The teaching of the Article is clear and distinct. The meritorious cause of our justification is the atoning work of Christ. "We are accounted righteous before God only for the merits of our Lord and Saviour Jesus Christ...not for our works or deserving."

This is important because the emphasis must be between the merit of the work of God and the works of man the believer receiving salvation as Gods free gift and earning it by our own efforts. This meritorious cause of our justification by the merit and atoning work of our Saviour is, also, recognized full and frankly even by the Church of Rome.

The Article asserts, "We are accounted faith...We are justified by faith only."

What is the meaning of the word "faith." There is no Hebrew word exactly answering to our term "faith." It means trustfulness or frame of mind which relies upon another. Dr. J. Alien Fleece, president of Columbia Bible College, Columbia, South Carolina, gives this definition:

"Faith is believing what God said simply because God said it." Someone else has used the letters in the word for a definition: "Forsaking all, I take Him."

Faith is a principle of trust and reliance upon God and His promises, which leads to practical action and issues in good works. It is not a passive but an active thing.

The article states, "We are justified by faith only." The best scripture that substantiates this truth is Ephesians 2:8-10. The Epistle of James is the best exposition of Ephesians 2:10, especially James 2:14-26. Mere belief is not enough. Even "devils believe and tremble." Faith proves itself in a belief that works, producing the fruit of the Spirit which is "love" (Galatians 5:6).

In conclusion we must consider what is included in Justification by Faith.

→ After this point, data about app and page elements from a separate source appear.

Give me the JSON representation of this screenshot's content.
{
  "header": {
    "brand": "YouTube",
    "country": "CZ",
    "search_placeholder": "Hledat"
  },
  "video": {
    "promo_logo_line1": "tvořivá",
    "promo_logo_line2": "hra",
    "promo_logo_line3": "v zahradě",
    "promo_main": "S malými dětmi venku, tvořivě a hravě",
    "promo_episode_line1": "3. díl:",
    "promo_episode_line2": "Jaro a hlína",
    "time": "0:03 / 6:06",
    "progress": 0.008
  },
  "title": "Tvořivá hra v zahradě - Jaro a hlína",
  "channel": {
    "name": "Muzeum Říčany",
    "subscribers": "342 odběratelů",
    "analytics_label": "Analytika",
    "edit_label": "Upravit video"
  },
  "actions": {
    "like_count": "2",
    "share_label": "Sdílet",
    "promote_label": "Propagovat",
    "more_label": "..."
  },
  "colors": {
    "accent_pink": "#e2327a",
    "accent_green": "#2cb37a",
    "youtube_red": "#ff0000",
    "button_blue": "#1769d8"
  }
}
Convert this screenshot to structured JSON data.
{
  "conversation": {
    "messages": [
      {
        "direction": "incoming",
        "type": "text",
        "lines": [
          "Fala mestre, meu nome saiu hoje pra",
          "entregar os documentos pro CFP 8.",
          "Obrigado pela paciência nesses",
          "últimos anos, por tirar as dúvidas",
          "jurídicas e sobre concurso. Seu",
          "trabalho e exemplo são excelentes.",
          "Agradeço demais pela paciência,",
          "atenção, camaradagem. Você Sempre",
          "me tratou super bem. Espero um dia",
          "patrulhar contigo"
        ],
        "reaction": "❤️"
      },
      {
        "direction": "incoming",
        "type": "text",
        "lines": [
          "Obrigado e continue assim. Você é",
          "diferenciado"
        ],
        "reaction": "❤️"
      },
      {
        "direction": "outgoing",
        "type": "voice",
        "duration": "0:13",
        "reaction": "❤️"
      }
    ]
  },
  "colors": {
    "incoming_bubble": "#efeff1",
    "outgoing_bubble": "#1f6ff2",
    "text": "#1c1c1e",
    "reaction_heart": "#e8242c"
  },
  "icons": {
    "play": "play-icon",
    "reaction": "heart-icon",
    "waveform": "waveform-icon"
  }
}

Pardon from sin and a right and title to eternal life are grounded on this promise. Repentance and obedience arc the necessary conditions or qualifications, but they are not the instruments for obtaining justification. That is through faith in Christ alone.

One may ask, "why did God use faith as the instrument of justification?" and without irreverence, we may say that God selected "faith" as the instrument, not because there is any special virtue in it, or because it is the greatest of all Christian graces, for love is greater (I Corinthians 13:2-3), but because "faith is peculiarly fit for this particular office, since there is in it the element of self-surrender, of trust, confidence, and reliance on self and our own merits. Had we been justified by something else, as love, there would have been the possibility of reliance on

self, and the notion of earning salvation would not have been in the same way, shut out. Further, it is faith which enables us to realize the unseen. It is "the assurance of things hoped for, the proving of things not seen" (Hebrews 11).

So, we are accounted righteous by God, not by our own works, but by the merit of our Lord and Saviour Jesus Christ. We are justified, alone, by what He did, when we, by faith, accept the finished work accomplished by Him on Calvary and through His resurrection from the dead.